Despite all the protection in the world, Spam still appears in our email inboxes every day of the year.

It’s annoying, intrusive, and pointless. I cannot remember a single instance where I have seen an item of Spam and said “Wow! I really must buy something from this business.” In my mind, any business that resorts to “advertising” via Spam deserves no customers at all.

All lot of spam can be traced directly from your website to your email because these two items are often interlinked for obvious reasons. The Catch-22 is – we need our websites AND we need people to be able to contact us via our website.
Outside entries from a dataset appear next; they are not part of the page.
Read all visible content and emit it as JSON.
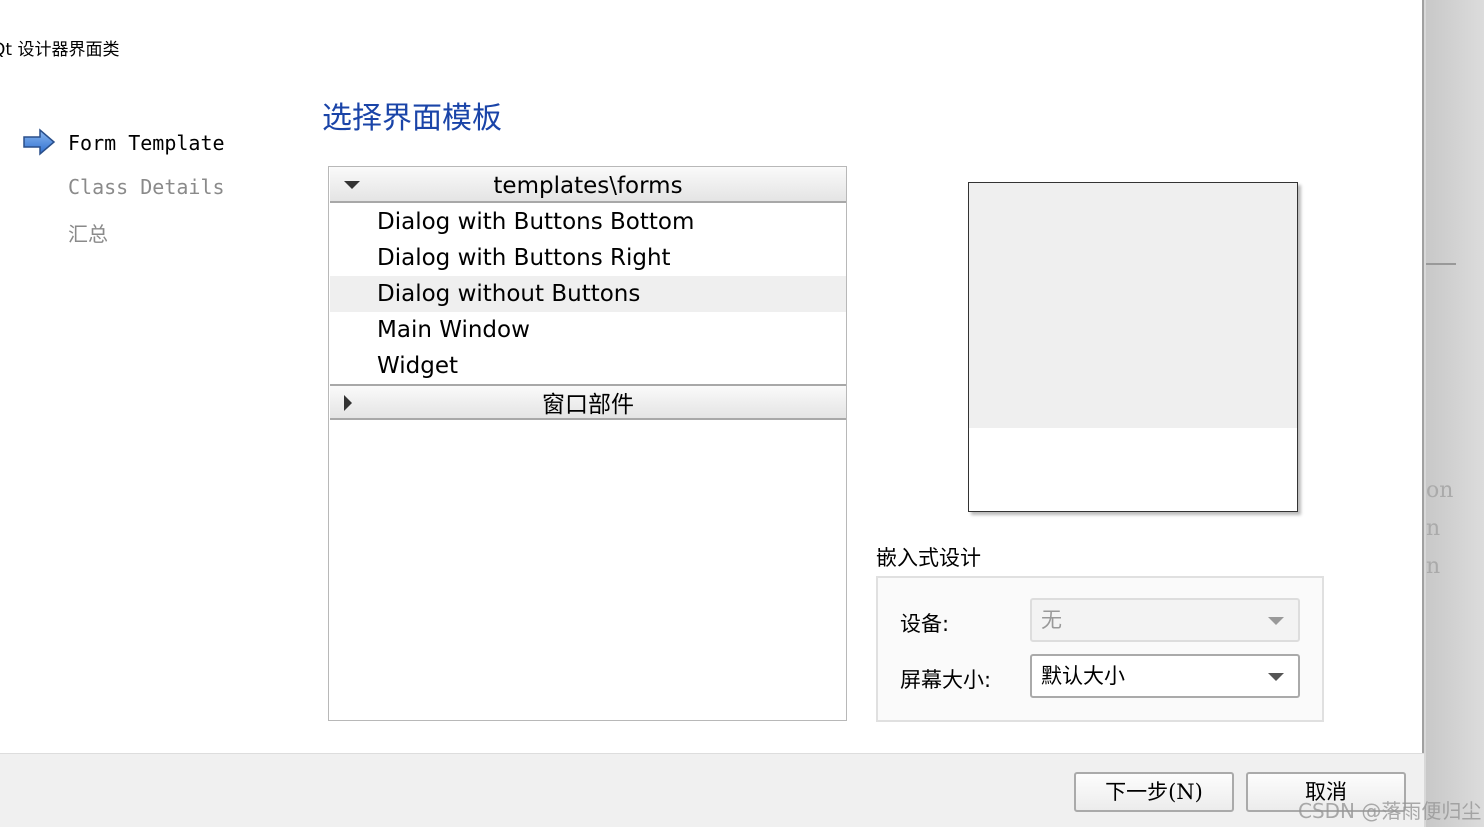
{
  "window": {
    "title": "Qt 设计器界面类"
  },
  "steps": [
    {
      "label": "Form Template",
      "active": true
    },
    {
      "label": "Class Details",
      "active": false
    },
    {
      "label": "汇总",
      "active": false
    }
  ],
  "heading": "选择界面模板",
  "tree": {
    "groups": [
      {
        "label": "templates\\forms",
        "expanded": true,
        "items": [
          "Dialog with Buttons Bottom",
          "Dialog with Buttons Right",
          "Dialog without Buttons",
          "Main Window",
          "Widget"
        ],
        "selected": "Dialog without Buttons"
      },
      {
        "label": "窗口部件",
        "expanded": false
      }
    ]
  },
  "embedded": {
    "title": "嵌入式设计",
    "device_label": "设备:",
    "device_value": "无",
    "screen_label": "屏幕大小:",
    "screen_value": "默认大小"
  },
  "buttons": {
    "next": "下一步(N)",
    "cancel": "取消"
  },
  "background": {
    "texts": [
      "on",
      "n",
      "n"
    ]
  },
  "watermark": "CSDN @落雨便归尘",
  "colors": {
    "heading": "#1a44a8",
    "inactive_step": "#8a8a8a"
  }
}
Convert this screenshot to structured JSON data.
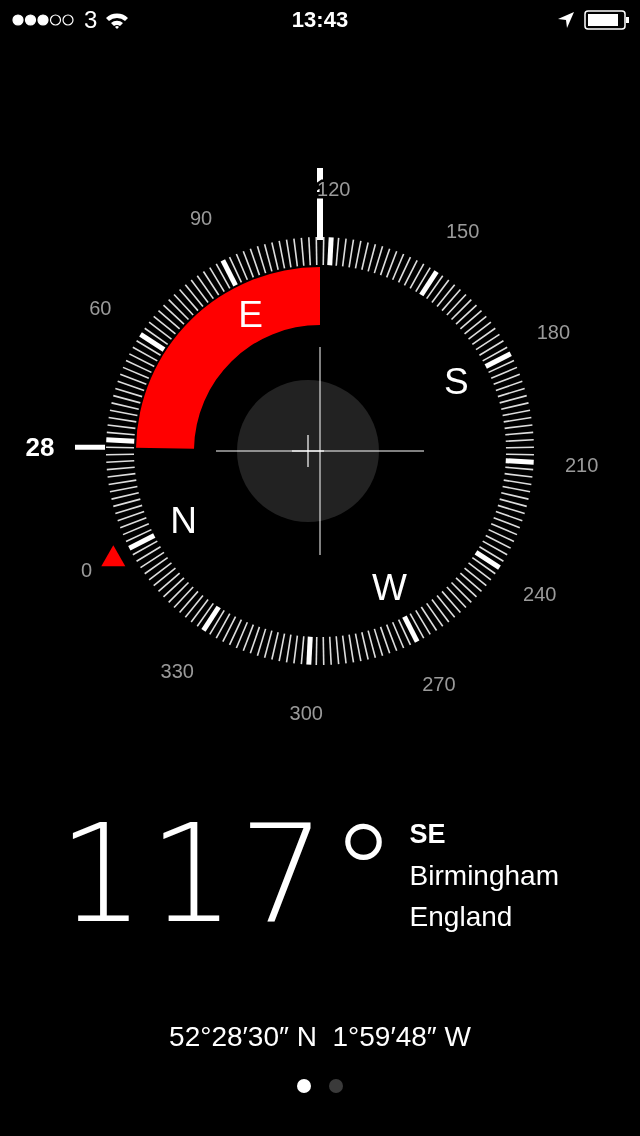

Luckily, with a few simple precautions, your website can be made (almost) spam-free.

Here is five tips that work for us at Tropical Coast Web Design:

1.       Keep all your frameworks and plug-ins “up to date”

If your website runs on the WordPress framework or something similar, there are regular updates that you must be installing. These updates fix known issues in the system and often address any identified security problems.

To install these updates, simply find the UPDATES button on the main Dashboard (in WordPress, at the very top of the screen – other systems have something similar) and update any components that are listed on the page. Note:  It is always wise to back up your site before applying any updates to your system.

2.       Disguise your email if you must display it on a page.

Spambots, the automated “robots” used by spammers to trawl the internet, have been designed to seek out email addresses from business websites to add to their databases. To avoid your email address being used, you can disguise your email address inside the code of the website (you may need your designer to do this).

Simply substitute the @ symbol for its code equivalent (@) in your code. Your email address will look the same on the site however the Spambots will see something totally different and ignore it completely!

3.       Use a high-quality Spam filter in your CMS

Most savvy computer users have a spam filter attached to their email program to snag any of the nasties trying to slip by. These filters can also be installed on your Content Management System to prevent Spam comments and emails being sent to/from your site.

Two of the best I have found for WordPress are Spam-Free WordPress and the generically installed Askimet. Be warned that Askimet is only free to personal bloggers – for a business site, you will need to subscribe with a monthly payment. Spam-Free WordPress is completely free and currently the install of my choice – it does an excellent job.

4.       Include a “honeypot” on your contact form

A honeypot is an invisible field inside your contact forms. Cleverly written, Spambots are designed to fill any fields that you have on your forms and submit them. With a honeypot, the Spambot will complete an invisible field by default (a human can’t see it on screen and therefore can’t fill it out) and your CMS will recognise this as an act of Spam. Bang! Stopped at the first gate! Simple but effective.

5.       Alter your .htaccess file to block continued spammers

This is a system file that is loaded from your server when anyone visits your site and controls some of the site configuration. Certain codes can be included in the .htaccess file to help prevent spam and malicious attacks but as it is a V.I.P. file, you would best leave the coding of it to your web developer.

In the worst-case scenario, rather than just receiving Spam, it can be coming OUT of your website, addressed to others from you! In this situation, people around the world will receive spam emails FROM your email address – not a good image for any business.

This nasty attack is called “Spamvertising” and is caused by an actual security breach (hack) into your web server.

The number one way to prevent this sort of hack is to keep whatever framework your site is built on up to date with the latest updates and patches. The programmers who create these frameworks are generally at the top of their game and will be acutely aware of anything (or anyone) attacking their systems.

Do you have a spam problem? A client approached me recently with a significant spam problem – over fifty emails a day from their website’s contact forms. Using the five simple tips above, I have reduced their spam back to a much more manageable level (less than one or two a day), for which they are very thankful.

Of course, no system will be foolproof but with a few simple precautions, a major Spam problem can be reduced to no problem at all.

Tropical Coast Web Design